Start of RECORDS FOR THE EXERCISE
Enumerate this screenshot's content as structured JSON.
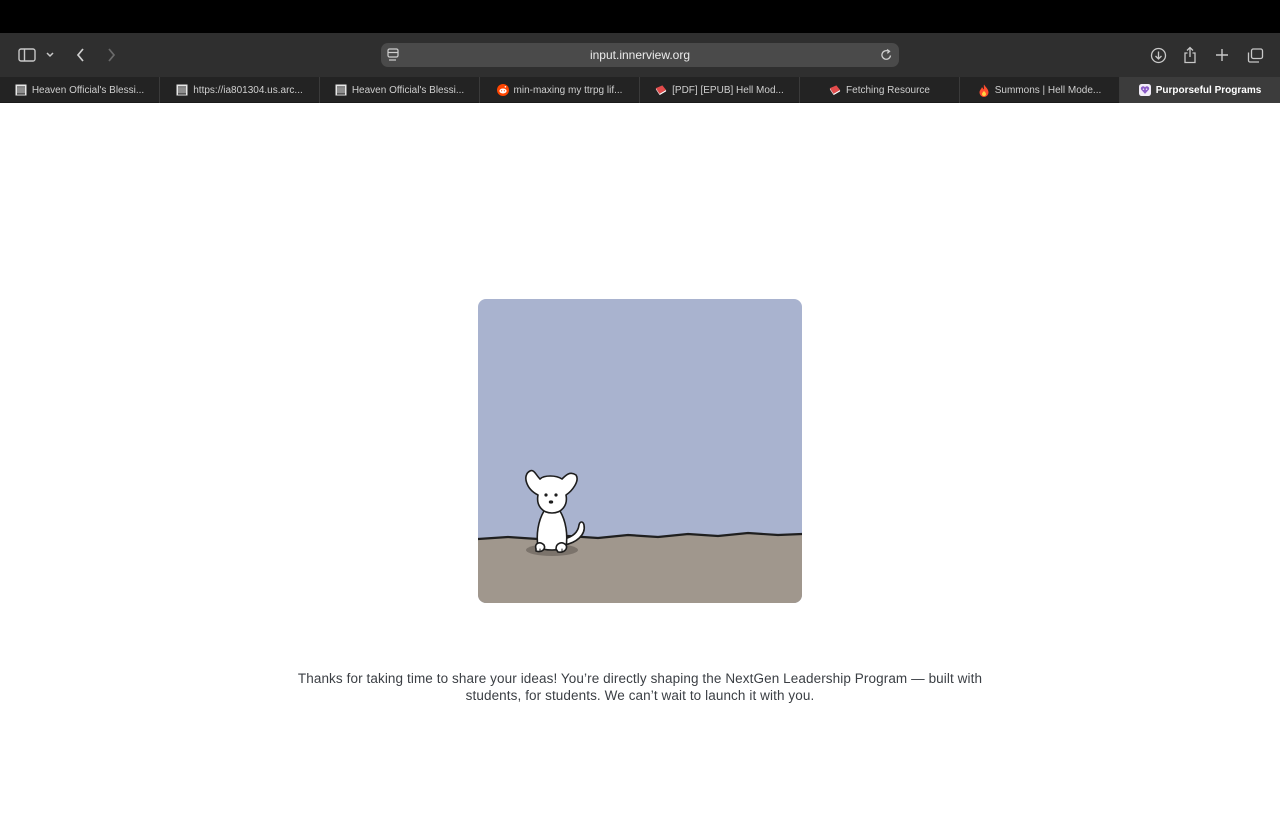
{
  "browser": {
    "url": "input.innerview.org",
    "tabs": [
      {
        "label": "Heaven Official's Blessi...",
        "icon": "archive-icon",
        "active": false
      },
      {
        "label": "https://ia801304.us.arc...",
        "icon": "archive-icon",
        "active": false
      },
      {
        "label": "Heaven Official's Blessi...",
        "icon": "archive-icon",
        "active": false
      },
      {
        "label": "min-maxing my ttrpg lif...",
        "icon": "reddit-icon",
        "active": false
      },
      {
        "label": "[PDF] [EPUB] Hell Mod...",
        "icon": "book-icon",
        "active": false
      },
      {
        "label": "Fetching Resource",
        "icon": "book-icon",
        "active": false
      },
      {
        "label": "Summons | Hell Mode...",
        "icon": "flame-icon",
        "active": false
      },
      {
        "label": "Purporseful Programs",
        "icon": "heart-logo-icon",
        "active": true
      }
    ]
  },
  "colors": {
    "sky": "#a9b3cf",
    "ground": "#a0978d",
    "text": "#3b3f44"
  },
  "main": {
    "illustration": "dog-sitting-illustration",
    "message": "Thanks for taking  time to share your ideas! You’re directly shaping the NextGen Leadership Program — built with students, for students. We can’t wait to launch it with you."
  }
}
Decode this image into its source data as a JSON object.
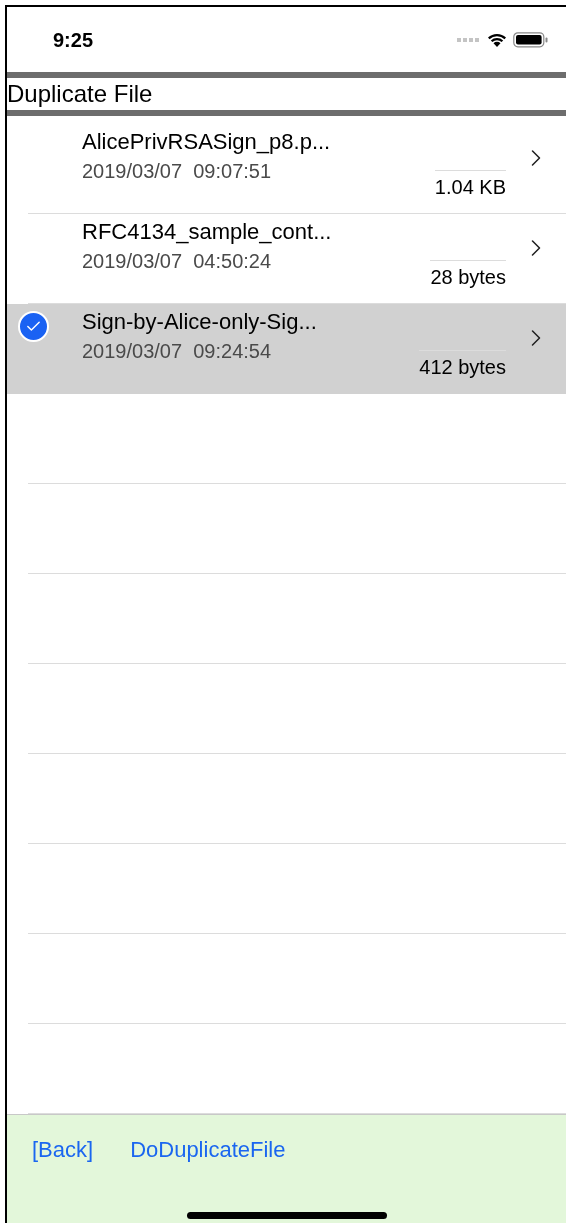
{
  "status_bar": {
    "time": "9:25"
  },
  "title": "Duplicate File",
  "files": [
    {
      "name": "AlicePrivRSASign_p8.p...",
      "date": "2019/03/07  09:07:51",
      "size": "1.04 KB",
      "selected": false
    },
    {
      "name": "RFC4134_sample_cont...",
      "date": "2019/03/07  04:50:24",
      "size": "28 bytes",
      "selected": false
    },
    {
      "name": "Sign-by-Alice-only-Sig...",
      "date": "2019/03/07  09:24:54",
      "size": "412 bytes",
      "selected": true
    }
  ],
  "toolbar": [
    "[Back]",
    "DoDuplicateFile"
  ]
}
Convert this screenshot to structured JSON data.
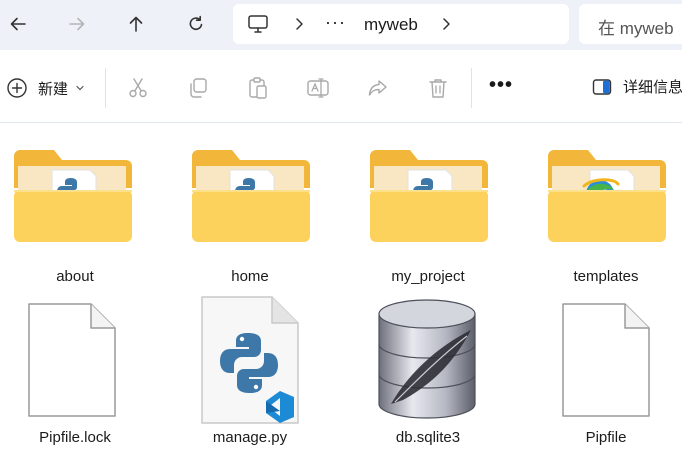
{
  "nav": {
    "back_icon": "arrow-left-icon",
    "forward_icon": "arrow-right-icon",
    "up_icon": "arrow-up-icon",
    "refresh_icon": "refresh-icon"
  },
  "breadcrumb": {
    "root_icon": "computer-icon",
    "overflow": "···",
    "current": "myweb"
  },
  "search": {
    "placeholder": "在 myweb"
  },
  "toolbar": {
    "new_label": "新建",
    "more_label": "•••",
    "details_label": "详细信息"
  },
  "items": [
    {
      "name": "about",
      "type": "folder",
      "preview": "python"
    },
    {
      "name": "home",
      "type": "folder",
      "preview": "python"
    },
    {
      "name": "my_project",
      "type": "folder",
      "preview": "python"
    },
    {
      "name": "templates",
      "type": "folder",
      "preview": "edge"
    },
    {
      "name": "Pipfile.lock",
      "type": "file",
      "icon": "blank-file-icon"
    },
    {
      "name": "manage.py",
      "type": "file",
      "icon": "python-file-icon"
    },
    {
      "name": "db.sqlite3",
      "type": "file",
      "icon": "database-icon"
    },
    {
      "name": "Pipfile",
      "type": "file",
      "icon": "blank-file-icon"
    }
  ],
  "colors": {
    "folder_back": "#f2b73a",
    "folder_front": "#fcd15c",
    "python_blue": "#3d78a8",
    "python_yellow": "#f5c93b",
    "vscode_blue": "#1d8ad6"
  }
}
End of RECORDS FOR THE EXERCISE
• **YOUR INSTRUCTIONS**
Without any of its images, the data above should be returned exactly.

• **EXERCISE RESULT**
Enumerate this screenshot's content as structured JSON.
{
  "browser": {
    "url": "input.innerview.org",
    "tabs": [
      {
        "label": "Heaven Official's Blessi...",
        "icon": "archive-icon",
        "active": false
      },
      {
        "label": "https://ia801304.us.arc...",
        "icon": "archive-icon",
        "active": false
      },
      {
        "label": "Heaven Official's Blessi...",
        "icon": "archive-icon",
        "active": false
      },
      {
        "label": "min-maxing my ttrpg lif...",
        "icon": "reddit-icon",
        "active": false
      },
      {
        "label": "[PDF] [EPUB] Hell Mod...",
        "icon": "book-icon",
        "active": false
      },
      {
        "label": "Fetching Resource",
        "icon": "book-icon",
        "active": false
      },
      {
        "label": "Summons | Hell Mode...",
        "icon": "flame-icon",
        "active": false
      },
      {
        "label": "Purporseful Programs",
        "icon": "heart-logo-icon",
        "active": true
      }
    ]
  },
  "colors": {
    "sky": "#a9b3cf",
    "ground": "#a0978d",
    "text": "#3b3f44"
  },
  "main": {
    "illustration": "dog-sitting-illustration",
    "message": "Thanks for taking  time to share your ideas! You’re directly shaping the NextGen Leadership Program — built with students, for students. We can’t wait to launch it with you."
  }
}
Decode this image into its source data as a JSON object.
{
  "status_bar": {
    "time": "9:25"
  },
  "title": "Duplicate File",
  "files": [
    {
      "name": "AlicePrivRSASign_p8.p...",
      "date": "2019/03/07  09:07:51",
      "size": "1.04 KB",
      "selected": false
    },
    {
      "name": "RFC4134_sample_cont...",
      "date": "2019/03/07  04:50:24",
      "size": "28 bytes",
      "selected": false
    },
    {
      "name": "Sign-by-Alice-only-Sig...",
      "date": "2019/03/07  09:24:54",
      "size": "412 bytes",
      "selected": true
    }
  ],
  "toolbar": [
    "[Back]",
    "DoDuplicateFile"
  ]
}
Convert this screenshot to structured JSON data.
{
  "nav": {
    "back_icon": "arrow-left-icon",
    "forward_icon": "arrow-right-icon",
    "up_icon": "arrow-up-icon",
    "refresh_icon": "refresh-icon"
  },
  "breadcrumb": {
    "root_icon": "computer-icon",
    "overflow": "···",
    "current": "myweb"
  },
  "search": {
    "placeholder": "在 myweb"
  },
  "toolbar": {
    "new_label": "新建",
    "more_label": "•••",
    "details_label": "详细信息"
  },
  "items": [
    {
      "name": "about",
      "type": "folder",
      "preview": "python"
    },
    {
      "name": "home",
      "type": "folder",
      "preview": "python"
    },
    {
      "name": "my_project",
      "type": "folder",
      "preview": "python"
    },
    {
      "name": "templates",
      "type": "folder",
      "preview": "edge"
    },
    {
      "name": "Pipfile.lock",
      "type": "file",
      "icon": "blank-file-icon"
    },
    {
      "name": "manage.py",
      "type": "file",
      "icon": "python-file-icon"
    },
    {
      "name": "db.sqlite3",
      "type": "file",
      "icon": "database-icon"
    },
    {
      "name": "Pipfile",
      "type": "file",
      "icon": "blank-file-icon"
    }
  ],
  "colors": {
    "folder_back": "#f2b73a",
    "folder_front": "#fcd15c",
    "python_blue": "#3d78a8",
    "python_yellow": "#f5c93b",
    "vscode_blue": "#1d8ad6"
  }
}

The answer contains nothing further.